“We get people who’ve read about us or got the number from a friend, and they have no clue what they’re getting into,” Perlman said. (See his comprehensive FAQ page.)The dinners, usually held two nights a week, are often inspired by obscure “on this day” events, such as John Calvin’s 500th birthday or the Macedonian revolution. Perlman is the sole person in the kitchen, so he comes out when he can but mostly to describe the dishes and wine pairings. What he hopes will happen is that the guests embrace the communal setup and get to know each other.
Sharing a table with strangers and the absence of menu options can throw off some, but in three and a half years, Casa SaltShaker has become one of the best-known in-home restaurants. In Buenos Aires, they are called restaurantes a puertas cerradas, but Perlman says that is a recent term. Although many articles have talked about Casa SaltShaker as part of a growing trend, operations like Perlman’s have been around for decades. Mis Raices, for instance, started serving dinners more than 30 years ago and still does every night.
If anything, “there’s a new trend of talking to the press about it,” Perlman said.
Perlman knows of at least 20 such restaurants in Buenos Aires, and he keeps a list of others he knows of in the world.
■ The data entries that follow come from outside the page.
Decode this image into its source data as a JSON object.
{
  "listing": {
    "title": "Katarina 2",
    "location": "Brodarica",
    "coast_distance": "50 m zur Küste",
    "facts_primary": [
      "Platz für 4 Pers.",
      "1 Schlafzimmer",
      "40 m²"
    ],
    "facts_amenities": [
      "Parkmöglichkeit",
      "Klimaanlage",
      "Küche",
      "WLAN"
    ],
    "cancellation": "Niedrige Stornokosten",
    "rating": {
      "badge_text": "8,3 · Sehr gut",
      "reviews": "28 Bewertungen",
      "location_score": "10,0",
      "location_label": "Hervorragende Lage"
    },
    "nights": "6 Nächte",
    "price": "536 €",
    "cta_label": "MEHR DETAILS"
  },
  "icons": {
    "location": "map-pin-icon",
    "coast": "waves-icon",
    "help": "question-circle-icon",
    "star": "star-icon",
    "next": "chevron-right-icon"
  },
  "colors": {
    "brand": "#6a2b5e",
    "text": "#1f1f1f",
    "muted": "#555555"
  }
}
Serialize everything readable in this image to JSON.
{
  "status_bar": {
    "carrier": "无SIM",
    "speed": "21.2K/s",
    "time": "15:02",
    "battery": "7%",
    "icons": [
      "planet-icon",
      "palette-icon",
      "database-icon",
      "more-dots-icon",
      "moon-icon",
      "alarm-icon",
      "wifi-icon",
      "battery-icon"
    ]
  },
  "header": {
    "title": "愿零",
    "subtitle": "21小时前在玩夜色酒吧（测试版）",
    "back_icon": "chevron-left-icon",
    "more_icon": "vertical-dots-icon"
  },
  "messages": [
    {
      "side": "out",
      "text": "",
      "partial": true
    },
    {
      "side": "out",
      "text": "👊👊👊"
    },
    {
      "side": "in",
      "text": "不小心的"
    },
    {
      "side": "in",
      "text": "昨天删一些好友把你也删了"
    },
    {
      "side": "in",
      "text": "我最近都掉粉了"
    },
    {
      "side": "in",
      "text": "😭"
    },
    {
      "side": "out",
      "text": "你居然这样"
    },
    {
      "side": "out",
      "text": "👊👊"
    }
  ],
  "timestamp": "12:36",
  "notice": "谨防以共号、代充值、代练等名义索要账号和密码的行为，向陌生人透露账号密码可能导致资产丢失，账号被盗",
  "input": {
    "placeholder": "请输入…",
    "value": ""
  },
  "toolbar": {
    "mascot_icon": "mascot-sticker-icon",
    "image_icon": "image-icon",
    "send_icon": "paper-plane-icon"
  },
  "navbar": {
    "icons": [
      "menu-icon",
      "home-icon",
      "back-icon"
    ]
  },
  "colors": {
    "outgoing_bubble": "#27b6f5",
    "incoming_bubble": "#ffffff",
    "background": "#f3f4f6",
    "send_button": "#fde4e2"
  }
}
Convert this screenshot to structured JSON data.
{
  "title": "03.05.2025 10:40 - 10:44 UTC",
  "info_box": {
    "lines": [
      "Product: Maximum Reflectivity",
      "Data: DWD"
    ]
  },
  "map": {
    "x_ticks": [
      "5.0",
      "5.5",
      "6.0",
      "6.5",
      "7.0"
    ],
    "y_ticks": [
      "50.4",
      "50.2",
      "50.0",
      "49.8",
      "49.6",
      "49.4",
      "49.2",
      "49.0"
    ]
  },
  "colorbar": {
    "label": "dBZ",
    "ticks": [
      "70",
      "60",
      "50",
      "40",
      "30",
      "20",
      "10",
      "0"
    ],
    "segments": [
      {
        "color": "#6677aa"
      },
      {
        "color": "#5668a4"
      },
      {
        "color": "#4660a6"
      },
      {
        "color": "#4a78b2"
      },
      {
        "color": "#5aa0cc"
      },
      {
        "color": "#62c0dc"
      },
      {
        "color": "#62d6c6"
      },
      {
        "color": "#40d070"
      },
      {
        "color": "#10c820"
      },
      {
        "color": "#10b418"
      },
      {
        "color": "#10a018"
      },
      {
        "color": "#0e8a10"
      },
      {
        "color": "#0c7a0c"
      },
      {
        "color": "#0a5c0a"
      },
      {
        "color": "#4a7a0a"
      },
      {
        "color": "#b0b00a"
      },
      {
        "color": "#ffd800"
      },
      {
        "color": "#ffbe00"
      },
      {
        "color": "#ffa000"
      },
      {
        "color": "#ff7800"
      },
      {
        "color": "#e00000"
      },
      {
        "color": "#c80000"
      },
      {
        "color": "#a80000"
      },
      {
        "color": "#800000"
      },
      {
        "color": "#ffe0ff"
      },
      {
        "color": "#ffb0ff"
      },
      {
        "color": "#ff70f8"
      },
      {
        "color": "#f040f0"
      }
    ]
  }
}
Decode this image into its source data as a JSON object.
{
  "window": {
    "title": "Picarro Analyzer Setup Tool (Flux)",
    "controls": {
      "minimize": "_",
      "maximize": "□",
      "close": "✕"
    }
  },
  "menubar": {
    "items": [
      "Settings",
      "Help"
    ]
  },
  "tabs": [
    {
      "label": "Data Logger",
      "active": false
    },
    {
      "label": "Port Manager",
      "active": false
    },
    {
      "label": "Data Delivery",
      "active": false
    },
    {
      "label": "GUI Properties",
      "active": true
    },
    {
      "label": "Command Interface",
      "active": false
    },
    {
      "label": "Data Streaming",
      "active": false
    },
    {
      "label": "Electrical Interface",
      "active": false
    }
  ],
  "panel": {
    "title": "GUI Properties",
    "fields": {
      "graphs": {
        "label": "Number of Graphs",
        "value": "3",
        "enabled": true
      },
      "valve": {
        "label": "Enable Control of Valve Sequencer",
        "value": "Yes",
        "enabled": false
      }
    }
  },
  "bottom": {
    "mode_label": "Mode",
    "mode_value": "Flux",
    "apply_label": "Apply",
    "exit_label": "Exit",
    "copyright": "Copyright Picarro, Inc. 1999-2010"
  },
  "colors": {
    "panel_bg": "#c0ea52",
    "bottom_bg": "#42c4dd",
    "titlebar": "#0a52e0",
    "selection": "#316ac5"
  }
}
He said the growth of underground restaurants elsewhere is more of a trend.
“They’re popping up in London like mushrooms after a rainstorm.”
Whether it’s the “hip” factor or the economic downturn, home restaurants are on the rise in the U.S., Europe and the U.K., but Perlman said they are a lasting tradition in South America. Perlman said that has a lot to do with local codes being easier to comply with than those in places like New York City.
“Here it’s part of the culture,” Perlman said. “Here they’re legal as long as you comply with restaurant codes.”
So what started as dinner parties for friends has turned into a full-fledged business. Shortly after starting Casa SaltShaker the restaurant, Perlman began teaching cooking classes in his home. He currently offers lessons about Italian, Peruvian, Syrian Jewish and vegetarian Asian cuisine, among others. He teaches three to four people at a time — there isn’t room for more in his narrow kitchen, but it also ensures students are cooking, not just watching.
The atmosphere is casual. The class is not about observing a master in action; it is more like having a knowledgeable friend guide you in the kitchen. Perlman introduces the day’s theme, goes over the menu, then delegates tasks. He demonstrates techniques (removing skins from fire-roasted peppers), explains processes (how salt breaks down cell membranes) and answers questions (How do you get the garlic smell off your hands? With lemon).
When the meal is done, students and teacher sit down to eat.
“With the dinners I’m in there cooking so I don’t get to know people well,” Perlman said. “But with the classes I do.”
In between classes and dinners, Perlman finds time to write. He has a food blog, does freelance travel writing and has begun the Casa SaltShaker cookbook.
But with people coming over for dinner or classes four or five times a week, when Perlman’s door is closed, he is most likely at the market.
*Brittany Darwell spent three months in Buenos Aires after graduating from the Missouri School of Journalism this year. She writes about food at HeCooksSheCooks.net.